Event B. When incomes fall, the demand for inferior goods shifts outwards, while the demand for normal goods shift inwards. This is intuitive because when you have less money, you demand more cheap goods. The best answer for this one would be B, because the Supply-Demand curves shows the demand for normal goods shifting inwards.

Event C. When the price of margarine rises, people will not want to buy it as much as they will buy butter. Therefore, the demand for butter will increase because butter has become relatively cheaper. You want to look for the graph of the butter market. This curve should show an outward shift in demand. Ergo, the right answer is A

Event D. When the price of office buildings goes down, producers will be less willing to supply it. If you have the resources to build two goods, say a dell mp3 player or an ipod, and the ipod sold for more money, you would probably want to produce ipods, other things equal. The Building Firm works off of the same principle. Thus, since the schools are relatively more expensive to buy, the firm will want to supply more of them.
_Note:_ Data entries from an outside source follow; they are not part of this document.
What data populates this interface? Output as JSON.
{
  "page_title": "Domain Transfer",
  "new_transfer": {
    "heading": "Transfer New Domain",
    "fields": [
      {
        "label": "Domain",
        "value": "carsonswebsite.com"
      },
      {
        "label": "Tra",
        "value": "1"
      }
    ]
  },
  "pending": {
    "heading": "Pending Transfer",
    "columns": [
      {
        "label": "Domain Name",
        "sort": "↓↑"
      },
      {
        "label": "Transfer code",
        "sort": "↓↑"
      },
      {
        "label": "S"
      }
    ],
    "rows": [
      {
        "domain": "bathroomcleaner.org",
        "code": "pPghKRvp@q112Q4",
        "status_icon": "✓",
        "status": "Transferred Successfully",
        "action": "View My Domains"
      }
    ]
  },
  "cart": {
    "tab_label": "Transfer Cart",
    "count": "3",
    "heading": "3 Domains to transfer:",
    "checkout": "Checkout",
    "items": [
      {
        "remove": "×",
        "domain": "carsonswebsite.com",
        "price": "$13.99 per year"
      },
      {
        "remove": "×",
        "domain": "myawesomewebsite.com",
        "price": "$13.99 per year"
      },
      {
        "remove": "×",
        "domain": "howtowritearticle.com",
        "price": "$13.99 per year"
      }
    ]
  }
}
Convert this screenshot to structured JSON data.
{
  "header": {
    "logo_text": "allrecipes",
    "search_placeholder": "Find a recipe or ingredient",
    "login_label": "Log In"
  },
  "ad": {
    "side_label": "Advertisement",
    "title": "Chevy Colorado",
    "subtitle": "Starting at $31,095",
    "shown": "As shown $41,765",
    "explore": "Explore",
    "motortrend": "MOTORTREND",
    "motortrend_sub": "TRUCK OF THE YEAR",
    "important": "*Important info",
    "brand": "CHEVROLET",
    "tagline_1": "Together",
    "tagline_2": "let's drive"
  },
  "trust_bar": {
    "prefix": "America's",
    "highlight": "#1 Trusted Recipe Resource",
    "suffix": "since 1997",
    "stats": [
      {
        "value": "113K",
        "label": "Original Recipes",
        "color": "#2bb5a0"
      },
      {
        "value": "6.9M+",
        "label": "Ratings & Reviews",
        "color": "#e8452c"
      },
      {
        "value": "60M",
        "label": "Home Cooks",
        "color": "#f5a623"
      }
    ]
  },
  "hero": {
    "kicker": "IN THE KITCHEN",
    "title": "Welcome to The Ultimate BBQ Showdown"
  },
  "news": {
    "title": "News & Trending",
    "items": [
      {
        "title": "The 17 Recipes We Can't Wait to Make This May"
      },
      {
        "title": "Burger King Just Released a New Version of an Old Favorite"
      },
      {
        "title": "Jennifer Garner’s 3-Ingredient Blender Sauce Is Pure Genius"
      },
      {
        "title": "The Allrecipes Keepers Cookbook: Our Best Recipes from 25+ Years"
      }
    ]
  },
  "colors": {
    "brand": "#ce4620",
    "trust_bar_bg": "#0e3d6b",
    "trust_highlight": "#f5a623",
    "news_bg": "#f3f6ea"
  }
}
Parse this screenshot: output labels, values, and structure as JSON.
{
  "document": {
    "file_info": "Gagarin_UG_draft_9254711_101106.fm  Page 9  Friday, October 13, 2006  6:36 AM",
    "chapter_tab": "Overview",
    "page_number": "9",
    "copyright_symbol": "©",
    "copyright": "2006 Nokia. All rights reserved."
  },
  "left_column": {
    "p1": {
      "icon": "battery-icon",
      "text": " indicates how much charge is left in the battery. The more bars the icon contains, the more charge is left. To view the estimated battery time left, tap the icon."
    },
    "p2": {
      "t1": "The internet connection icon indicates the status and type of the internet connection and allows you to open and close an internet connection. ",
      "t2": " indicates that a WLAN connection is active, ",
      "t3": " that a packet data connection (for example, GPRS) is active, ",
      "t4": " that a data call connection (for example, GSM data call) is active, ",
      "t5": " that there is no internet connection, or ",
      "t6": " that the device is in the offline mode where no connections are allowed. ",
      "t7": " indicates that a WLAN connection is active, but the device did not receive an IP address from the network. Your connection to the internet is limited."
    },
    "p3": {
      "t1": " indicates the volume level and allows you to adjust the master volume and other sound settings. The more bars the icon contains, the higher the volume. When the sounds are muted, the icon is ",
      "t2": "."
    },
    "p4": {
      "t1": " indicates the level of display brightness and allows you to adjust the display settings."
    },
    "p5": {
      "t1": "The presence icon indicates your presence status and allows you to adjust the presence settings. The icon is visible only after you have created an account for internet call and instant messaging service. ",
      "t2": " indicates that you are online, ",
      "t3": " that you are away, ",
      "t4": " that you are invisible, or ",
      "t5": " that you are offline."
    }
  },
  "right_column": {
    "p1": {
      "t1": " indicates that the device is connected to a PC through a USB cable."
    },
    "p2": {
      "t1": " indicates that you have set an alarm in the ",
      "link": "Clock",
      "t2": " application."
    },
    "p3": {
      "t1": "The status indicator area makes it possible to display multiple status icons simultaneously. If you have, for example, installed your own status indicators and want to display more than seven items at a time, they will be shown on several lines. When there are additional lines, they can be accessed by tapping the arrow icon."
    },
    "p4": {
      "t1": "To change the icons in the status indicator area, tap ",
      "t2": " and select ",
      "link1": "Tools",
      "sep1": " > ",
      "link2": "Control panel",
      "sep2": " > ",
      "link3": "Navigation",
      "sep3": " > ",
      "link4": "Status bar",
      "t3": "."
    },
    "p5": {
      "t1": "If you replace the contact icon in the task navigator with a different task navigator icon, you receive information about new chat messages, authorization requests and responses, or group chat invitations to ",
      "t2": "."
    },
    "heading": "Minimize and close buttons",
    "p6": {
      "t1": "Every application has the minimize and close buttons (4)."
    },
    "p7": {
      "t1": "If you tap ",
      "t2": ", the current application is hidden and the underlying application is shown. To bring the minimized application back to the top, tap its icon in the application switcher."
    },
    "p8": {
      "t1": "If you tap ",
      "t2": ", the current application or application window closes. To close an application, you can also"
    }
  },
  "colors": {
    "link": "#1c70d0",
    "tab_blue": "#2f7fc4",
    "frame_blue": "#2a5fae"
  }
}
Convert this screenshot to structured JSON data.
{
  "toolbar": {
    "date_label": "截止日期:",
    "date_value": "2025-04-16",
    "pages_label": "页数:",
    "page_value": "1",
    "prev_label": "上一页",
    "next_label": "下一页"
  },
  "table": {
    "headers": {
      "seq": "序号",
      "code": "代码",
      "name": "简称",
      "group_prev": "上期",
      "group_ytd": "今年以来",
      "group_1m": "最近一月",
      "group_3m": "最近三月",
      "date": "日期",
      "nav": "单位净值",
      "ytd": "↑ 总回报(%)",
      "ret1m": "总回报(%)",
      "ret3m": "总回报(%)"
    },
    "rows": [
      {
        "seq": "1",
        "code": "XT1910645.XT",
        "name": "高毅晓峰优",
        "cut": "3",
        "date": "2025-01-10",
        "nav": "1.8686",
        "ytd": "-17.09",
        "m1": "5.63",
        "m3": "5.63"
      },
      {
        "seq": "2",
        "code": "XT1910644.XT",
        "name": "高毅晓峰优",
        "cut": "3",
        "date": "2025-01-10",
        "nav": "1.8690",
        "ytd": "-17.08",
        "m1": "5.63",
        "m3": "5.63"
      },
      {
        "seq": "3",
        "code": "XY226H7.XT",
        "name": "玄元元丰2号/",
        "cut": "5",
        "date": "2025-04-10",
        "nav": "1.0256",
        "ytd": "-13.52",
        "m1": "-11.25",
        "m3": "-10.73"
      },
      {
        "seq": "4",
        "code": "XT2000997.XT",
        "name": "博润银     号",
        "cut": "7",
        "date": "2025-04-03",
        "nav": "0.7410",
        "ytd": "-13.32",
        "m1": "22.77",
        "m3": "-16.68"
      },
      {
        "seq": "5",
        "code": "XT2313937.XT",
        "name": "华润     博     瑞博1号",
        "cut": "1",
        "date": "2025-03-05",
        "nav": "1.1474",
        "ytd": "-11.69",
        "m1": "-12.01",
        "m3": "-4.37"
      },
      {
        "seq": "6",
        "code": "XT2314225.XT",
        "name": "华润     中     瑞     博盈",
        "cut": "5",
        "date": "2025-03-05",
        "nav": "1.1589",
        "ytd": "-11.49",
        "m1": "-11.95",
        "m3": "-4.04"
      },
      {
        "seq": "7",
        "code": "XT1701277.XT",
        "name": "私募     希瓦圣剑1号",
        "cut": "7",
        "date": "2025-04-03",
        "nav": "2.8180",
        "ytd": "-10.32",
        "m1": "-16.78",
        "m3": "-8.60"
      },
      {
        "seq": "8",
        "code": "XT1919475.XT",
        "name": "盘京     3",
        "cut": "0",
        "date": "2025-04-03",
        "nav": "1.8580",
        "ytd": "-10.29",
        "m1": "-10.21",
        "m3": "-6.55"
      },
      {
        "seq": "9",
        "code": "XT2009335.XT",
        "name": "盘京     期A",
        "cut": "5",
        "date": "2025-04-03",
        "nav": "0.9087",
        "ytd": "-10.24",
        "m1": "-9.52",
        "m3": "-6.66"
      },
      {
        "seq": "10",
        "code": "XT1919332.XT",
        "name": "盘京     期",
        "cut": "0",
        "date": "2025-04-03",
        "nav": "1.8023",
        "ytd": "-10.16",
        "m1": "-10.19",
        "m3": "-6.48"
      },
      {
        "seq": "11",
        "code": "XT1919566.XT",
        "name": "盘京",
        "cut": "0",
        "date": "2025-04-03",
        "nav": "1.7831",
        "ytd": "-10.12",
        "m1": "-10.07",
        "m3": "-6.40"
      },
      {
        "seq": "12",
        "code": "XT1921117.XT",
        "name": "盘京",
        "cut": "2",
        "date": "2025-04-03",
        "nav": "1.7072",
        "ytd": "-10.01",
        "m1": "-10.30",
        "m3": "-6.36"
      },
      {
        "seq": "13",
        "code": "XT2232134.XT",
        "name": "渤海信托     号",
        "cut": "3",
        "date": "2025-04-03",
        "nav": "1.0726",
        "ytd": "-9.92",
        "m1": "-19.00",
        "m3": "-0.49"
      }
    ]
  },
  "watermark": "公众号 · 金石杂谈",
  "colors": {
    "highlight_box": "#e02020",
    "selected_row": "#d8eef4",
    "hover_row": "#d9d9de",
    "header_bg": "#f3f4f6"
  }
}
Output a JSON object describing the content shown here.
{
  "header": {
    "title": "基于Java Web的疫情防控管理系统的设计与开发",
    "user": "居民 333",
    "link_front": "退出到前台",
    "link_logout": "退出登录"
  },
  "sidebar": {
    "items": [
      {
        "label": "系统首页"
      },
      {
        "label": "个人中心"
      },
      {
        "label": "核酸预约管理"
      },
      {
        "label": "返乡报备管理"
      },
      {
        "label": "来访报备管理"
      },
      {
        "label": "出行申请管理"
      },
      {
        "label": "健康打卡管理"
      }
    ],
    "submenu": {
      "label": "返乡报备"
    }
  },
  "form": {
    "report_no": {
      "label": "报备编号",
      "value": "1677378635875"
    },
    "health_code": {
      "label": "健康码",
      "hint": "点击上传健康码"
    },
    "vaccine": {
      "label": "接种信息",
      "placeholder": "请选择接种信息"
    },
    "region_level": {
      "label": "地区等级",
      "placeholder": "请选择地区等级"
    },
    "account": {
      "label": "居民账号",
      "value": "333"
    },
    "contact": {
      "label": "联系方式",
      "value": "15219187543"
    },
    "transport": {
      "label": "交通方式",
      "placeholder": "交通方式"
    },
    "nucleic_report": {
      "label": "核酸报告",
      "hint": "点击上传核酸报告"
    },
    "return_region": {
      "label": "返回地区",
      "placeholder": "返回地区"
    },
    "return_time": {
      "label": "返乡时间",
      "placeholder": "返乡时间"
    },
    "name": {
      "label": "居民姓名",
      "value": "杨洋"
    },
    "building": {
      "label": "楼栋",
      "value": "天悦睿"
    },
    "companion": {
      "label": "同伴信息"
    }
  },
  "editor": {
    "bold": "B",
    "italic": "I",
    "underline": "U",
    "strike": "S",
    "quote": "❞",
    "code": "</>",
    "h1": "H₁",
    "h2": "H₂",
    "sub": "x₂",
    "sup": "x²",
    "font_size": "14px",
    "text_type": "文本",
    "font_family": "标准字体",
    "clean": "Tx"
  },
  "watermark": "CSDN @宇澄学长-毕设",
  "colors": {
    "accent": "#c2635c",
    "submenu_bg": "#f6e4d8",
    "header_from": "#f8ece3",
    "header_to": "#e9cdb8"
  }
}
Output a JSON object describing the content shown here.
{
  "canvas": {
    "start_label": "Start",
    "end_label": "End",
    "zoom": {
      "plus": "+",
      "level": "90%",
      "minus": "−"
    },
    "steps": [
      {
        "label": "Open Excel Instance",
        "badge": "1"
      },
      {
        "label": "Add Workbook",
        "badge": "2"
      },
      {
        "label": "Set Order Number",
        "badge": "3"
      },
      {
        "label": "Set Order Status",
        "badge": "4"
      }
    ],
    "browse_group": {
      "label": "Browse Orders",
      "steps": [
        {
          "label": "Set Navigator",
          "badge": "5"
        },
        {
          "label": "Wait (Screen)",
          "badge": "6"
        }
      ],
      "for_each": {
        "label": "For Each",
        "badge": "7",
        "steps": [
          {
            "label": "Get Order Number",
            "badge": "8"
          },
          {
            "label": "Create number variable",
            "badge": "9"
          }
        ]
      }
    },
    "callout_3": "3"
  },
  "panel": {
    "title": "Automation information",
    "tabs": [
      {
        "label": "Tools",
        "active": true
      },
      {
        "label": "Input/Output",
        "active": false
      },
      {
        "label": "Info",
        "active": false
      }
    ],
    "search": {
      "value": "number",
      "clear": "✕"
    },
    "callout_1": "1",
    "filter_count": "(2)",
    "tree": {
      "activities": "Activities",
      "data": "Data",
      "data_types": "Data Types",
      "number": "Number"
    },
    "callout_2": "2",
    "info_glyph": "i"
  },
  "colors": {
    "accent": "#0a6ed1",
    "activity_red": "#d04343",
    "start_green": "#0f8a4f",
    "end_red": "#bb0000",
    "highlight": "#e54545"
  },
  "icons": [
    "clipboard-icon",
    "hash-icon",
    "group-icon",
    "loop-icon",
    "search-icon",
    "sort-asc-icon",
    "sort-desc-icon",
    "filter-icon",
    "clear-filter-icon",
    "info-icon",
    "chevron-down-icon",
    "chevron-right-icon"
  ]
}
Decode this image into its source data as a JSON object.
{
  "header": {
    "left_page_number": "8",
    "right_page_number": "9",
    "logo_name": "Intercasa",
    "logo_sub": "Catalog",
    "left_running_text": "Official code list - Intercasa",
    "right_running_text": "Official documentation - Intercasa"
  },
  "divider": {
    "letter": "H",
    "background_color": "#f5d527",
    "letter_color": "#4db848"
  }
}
The correct answer for what happens to the market for school buildings would be C

Event E. Use the same logic that applied to Event A to get this answer.

Both comments and pings are currently closed.

2 Responses to “Introduction to Supply and Demand Curves Example”

  1. Zan says:

    These replies are correct. Just don’t confuse them with the real world. Demand for school buildings is driven by the fact that a general contractor is a choke point. Every general contractor knows going in that he will have to pay graft to whomever has the juice to OK the construction of new buildings. This is pretty much universal. New school buildings are being built at a high rate in my area and our school age population is actually falling. btw there isn’t a darn thing wrong with the present buildings that are being replaced.

    Perceived value also skews our data. For instance, if a certain fish sells at x dollars per pound the demand will slacken if it rises in price. If the price goes much below x dollars per pound the demand will slacken because it is now perceived as “trash fish” and not fit for the table.

  2. barry econ says:

    My take:

    1) Since there is no indication of a change of demand, but the price of production decreases, we can assume they can produce more for the same amount….. so supply expands and price drops. C

    2) B, demand decreases

    3) A

    4) you would hope C but then again it could be D assuming the builders just wanted to buil and get it done with for cheap.

    5) A